This is an instruction our red nose (a.k.a. clowning) teacher often gives to us. Listen. As a mediator, I thought I had thrown myself deep into active listening. Our red nose practice, however, is asking me to go deeper. So, too, is our improv theater practice. The past few years, I’ve been practicing the art of listening so that I can support other people to feel heard and understood. I’ve been working with listening as unilateral reflection: I am listening to you. Now, I’m experiencing listening as part of the art of collaboration more widely. I’m being asked to listen as a means of guiding me in what I do or say next. I’m being asked to listen to understand others, the wider environment, the collective rhythm and my individual beat. I’m being asked to listen and then respond to what I’m hearing through body, heart, mind, silence and stillness. Listening is becoming this multi-sensory, multi-directional and multi-dimensional experience.
The clown, the red nose, the wise fool and the improv theater player are observers. In an improv workshop the other day, we did an exercise where we stood in a circle and had to count to ten collectively. One person, one number. If more than one person started to say the next number, we had to go back to one. Thus, the most important listening was in the silence. What was happening when we were all quiet? What were we sensing from each other? What was going on in our selves? I remember so many moments where I felt my heart racing in the silence “Do I jump in with the next number or not?” I listened. I waited. I let the urge to speak rise. Sometimes I let it fall without taking action. Sometimes, I spoke. Sometimes I interrupted someone and we had to start from the beginning. Sometimes, I was simply the next number in our collective counting.
In our red nose workshop last night, we performed in pairs. The general idea was to create a story together. This involves being interested in our environment rather than trying to be interesting. I now understand that the audience is going to get interested in us by watching us get interested in what’s around us – especially each other. We listened to our environment and one another. We listened to ourselves. What was moving within? What wanted to emerge in response to a combination of internal and external sensations and cues?
This kind of listening is more than unilateral reflection from one person to another. I observed my performance partner, Corinna. I observed myself and I would move in a way that responded to both my rhythm and her rhythm. This created in turn, another rhythm. In one moment, for example, Corinna looked into the distance. I followed her gaze and together we stared out at who-knows-what. The audience chuckled. Our joint creativity (engagement in bringing things into being) was most interesting to the audience when we were in this kind of dance, being led by our interest in one another.
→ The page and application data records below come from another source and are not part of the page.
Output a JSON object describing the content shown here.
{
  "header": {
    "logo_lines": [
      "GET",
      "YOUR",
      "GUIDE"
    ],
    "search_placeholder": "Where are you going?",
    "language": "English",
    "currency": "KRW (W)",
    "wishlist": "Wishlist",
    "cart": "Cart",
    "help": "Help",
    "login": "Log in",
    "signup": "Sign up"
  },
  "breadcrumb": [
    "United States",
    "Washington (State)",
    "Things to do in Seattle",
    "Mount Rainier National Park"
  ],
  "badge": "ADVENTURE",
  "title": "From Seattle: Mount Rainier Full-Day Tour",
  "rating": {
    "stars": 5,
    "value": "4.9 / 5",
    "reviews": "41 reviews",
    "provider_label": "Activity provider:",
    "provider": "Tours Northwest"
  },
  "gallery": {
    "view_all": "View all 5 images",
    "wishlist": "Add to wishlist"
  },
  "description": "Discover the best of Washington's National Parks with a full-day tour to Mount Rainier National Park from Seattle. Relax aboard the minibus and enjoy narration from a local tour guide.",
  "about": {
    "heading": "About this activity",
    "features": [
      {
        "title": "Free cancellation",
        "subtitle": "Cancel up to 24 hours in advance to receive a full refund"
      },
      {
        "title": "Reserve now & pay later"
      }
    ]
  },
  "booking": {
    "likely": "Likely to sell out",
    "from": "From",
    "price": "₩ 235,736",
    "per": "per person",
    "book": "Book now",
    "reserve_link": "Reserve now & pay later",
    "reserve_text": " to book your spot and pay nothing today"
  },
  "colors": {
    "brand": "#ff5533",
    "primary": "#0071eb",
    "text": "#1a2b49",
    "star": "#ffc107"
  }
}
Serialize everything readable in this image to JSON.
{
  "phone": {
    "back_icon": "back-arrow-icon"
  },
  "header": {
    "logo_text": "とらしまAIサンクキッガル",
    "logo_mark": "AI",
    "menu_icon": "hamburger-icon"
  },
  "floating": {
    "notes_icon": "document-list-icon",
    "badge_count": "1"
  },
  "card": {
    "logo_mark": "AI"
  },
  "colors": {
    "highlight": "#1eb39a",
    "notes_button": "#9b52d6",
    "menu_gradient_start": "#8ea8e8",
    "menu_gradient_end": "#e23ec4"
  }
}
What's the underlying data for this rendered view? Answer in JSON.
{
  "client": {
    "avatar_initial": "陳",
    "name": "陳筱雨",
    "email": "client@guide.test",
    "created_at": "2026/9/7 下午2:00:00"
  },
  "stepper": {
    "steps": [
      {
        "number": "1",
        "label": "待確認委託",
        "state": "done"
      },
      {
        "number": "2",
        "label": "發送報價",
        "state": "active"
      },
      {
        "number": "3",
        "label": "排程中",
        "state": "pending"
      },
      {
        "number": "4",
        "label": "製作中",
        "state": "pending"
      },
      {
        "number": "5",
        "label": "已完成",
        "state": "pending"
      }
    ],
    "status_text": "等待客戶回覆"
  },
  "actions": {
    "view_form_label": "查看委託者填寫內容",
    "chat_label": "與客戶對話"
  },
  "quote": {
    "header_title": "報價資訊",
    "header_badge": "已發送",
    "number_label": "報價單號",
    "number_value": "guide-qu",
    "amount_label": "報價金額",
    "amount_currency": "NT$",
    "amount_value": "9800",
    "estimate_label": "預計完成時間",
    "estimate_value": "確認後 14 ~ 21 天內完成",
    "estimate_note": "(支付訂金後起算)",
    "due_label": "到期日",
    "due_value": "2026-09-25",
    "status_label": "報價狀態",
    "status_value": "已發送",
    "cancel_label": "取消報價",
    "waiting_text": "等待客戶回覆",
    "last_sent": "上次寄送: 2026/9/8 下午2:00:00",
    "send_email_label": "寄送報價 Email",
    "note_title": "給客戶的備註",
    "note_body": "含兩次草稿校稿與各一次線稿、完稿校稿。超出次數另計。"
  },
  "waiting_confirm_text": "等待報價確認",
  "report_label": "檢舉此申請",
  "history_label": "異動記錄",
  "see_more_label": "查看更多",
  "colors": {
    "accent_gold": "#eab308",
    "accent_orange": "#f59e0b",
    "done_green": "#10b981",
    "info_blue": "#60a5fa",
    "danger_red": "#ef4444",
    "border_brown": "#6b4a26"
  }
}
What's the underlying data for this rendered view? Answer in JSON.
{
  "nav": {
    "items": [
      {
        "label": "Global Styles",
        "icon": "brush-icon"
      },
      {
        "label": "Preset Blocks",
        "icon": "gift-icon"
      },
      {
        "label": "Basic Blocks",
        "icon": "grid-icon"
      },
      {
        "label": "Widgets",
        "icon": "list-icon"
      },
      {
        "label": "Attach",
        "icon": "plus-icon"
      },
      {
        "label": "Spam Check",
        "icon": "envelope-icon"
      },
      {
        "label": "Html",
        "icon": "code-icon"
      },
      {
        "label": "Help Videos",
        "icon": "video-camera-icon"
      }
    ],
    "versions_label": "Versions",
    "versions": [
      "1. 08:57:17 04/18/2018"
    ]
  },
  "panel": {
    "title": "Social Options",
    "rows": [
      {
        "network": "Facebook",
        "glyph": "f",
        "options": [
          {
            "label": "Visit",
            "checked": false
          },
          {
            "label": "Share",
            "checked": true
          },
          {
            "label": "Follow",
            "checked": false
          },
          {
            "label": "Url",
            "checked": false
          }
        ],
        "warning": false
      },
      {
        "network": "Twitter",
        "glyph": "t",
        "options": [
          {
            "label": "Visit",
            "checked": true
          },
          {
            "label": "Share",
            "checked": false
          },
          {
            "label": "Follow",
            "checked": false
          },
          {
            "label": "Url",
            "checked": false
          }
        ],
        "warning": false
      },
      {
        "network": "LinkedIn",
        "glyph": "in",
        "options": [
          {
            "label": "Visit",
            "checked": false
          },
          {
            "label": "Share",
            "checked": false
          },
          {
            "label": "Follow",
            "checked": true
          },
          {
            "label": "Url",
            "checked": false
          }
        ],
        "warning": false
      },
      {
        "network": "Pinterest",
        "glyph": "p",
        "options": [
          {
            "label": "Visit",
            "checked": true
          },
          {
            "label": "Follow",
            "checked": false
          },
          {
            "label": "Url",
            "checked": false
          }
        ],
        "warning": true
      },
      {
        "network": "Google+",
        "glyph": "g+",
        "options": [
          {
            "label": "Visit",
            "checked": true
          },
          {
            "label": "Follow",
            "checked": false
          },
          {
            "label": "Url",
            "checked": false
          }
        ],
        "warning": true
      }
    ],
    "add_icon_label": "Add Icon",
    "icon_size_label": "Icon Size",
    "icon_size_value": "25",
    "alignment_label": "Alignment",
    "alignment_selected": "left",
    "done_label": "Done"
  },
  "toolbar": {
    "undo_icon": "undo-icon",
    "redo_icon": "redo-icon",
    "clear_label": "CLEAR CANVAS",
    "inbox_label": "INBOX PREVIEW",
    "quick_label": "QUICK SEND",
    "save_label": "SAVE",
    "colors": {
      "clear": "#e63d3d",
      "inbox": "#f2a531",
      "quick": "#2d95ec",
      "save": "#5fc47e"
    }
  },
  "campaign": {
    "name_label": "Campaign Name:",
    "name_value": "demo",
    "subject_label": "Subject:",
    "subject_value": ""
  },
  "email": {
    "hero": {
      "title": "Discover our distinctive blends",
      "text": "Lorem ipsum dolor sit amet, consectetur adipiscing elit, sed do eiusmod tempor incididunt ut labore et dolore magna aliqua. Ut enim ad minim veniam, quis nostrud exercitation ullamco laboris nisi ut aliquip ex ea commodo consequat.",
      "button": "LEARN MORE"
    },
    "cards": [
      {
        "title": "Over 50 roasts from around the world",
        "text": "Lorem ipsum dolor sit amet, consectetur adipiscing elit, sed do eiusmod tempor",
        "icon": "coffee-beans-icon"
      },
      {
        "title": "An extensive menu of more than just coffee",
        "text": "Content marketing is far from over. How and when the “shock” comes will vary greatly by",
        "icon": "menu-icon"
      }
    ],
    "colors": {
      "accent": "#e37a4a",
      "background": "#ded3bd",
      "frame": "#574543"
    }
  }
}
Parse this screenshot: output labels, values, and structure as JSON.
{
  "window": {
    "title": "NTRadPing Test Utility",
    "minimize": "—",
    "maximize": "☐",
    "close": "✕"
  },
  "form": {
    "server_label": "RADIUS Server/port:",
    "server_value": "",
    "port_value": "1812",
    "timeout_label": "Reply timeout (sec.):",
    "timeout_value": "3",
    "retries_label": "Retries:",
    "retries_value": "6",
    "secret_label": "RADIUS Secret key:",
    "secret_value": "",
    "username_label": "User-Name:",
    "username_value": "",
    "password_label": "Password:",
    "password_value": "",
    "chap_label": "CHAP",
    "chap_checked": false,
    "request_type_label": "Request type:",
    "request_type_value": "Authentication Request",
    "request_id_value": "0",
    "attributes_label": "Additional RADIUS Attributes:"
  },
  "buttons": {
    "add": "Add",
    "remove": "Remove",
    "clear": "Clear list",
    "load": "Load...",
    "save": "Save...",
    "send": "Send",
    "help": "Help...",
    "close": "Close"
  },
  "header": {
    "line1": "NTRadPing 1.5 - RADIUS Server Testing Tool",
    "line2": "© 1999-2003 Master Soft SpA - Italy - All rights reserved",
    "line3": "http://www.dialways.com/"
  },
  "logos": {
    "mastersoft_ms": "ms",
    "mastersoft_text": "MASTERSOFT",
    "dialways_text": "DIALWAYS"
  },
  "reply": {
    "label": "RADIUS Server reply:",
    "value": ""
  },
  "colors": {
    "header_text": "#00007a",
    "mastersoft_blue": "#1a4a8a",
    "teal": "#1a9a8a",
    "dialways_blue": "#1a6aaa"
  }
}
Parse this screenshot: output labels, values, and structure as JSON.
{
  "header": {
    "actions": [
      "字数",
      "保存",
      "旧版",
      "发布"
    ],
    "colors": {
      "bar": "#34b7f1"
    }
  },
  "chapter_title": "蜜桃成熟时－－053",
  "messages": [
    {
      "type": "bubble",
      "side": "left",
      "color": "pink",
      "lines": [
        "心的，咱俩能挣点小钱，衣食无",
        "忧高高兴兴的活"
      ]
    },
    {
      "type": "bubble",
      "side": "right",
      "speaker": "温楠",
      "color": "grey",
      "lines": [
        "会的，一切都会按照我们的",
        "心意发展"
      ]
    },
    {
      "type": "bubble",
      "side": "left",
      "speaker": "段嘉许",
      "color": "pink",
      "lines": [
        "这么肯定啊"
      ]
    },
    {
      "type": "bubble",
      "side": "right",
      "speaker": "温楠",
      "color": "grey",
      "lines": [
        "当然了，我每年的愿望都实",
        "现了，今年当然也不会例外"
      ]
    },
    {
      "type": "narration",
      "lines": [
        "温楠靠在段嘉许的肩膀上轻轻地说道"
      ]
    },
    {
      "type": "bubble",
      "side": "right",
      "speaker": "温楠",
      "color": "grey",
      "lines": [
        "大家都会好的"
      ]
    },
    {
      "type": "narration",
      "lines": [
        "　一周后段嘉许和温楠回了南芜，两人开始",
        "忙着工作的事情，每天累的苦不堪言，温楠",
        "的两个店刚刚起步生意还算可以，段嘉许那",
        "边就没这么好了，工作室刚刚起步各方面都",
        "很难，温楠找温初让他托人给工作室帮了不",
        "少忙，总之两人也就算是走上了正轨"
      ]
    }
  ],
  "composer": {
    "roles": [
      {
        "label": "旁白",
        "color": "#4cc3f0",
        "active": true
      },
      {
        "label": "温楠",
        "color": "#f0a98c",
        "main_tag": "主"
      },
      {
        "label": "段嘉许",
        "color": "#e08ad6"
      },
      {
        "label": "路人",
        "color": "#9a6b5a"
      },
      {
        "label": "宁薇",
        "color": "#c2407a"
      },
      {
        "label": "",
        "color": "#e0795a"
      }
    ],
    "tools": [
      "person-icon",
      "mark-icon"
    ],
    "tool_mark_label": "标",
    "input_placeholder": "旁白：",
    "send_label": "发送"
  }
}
I think the audience becomes most interested when they feel like they are simply watching two people dance and connect with each other, rather than feeling like they are watching a performance created for them as an audience. I certainly felt this when I was in the audience, watching fellow red noses Lisa and Ines. The scene we performed in pairs was called Bus Stop. I’ll call their characters Lucia and Fran. Fran came in and sat down, waiting for the bus. Eventually, Lucia walked to the bus stop, blowing bubbles along the way. Through her bubble-making, Lucia forged a connection with Fran and their dance began.
We watched Fran and Lucia start out fascinated and delighted by each other, both enjoying a rummage through Fran’s bag. We watched them enter into conflict as Lucia began to get possessive of Fran’s belongings. We watched Fran’s discomfort when Lucia decided it was okay to sit on her lap. Eventually, Fran found herself being led off to who-knows-where, literally entangled (courtesy of a knotted necklace) with Lucia.
I went through a range of emotions watching Fran and Lucia. I delighted in their playful friendliness. I shared Fran’s frustration as Lucia became possessive. I giggled every time Lucia interrupted both the playfulness and the tension to look at her watch. I was wrapped up in their story.
Likewise, as a performer, I enjoyed our story most when I went deep into listening mode. That was when I really stepped into the character of the moment – this person sitting at a bus stop with another person. I listened for what was I feeling in relation to what Corinna’s character was doing or how she seemed to be feeling. I became interested in what was going on between us, rather than trying to entertain the audience. I became wrapped up in our story.
All these experiences have got me wondering: How well am I listening? How often am I moving through my day not really listening to my self, to others, to our immediate surroundings? What cues am I missing? What connections am I avoiding, crushing or simply bypassing? What would happen if I were to start practicing this deeper form of listening in day-to-day to life, including collaborative projects?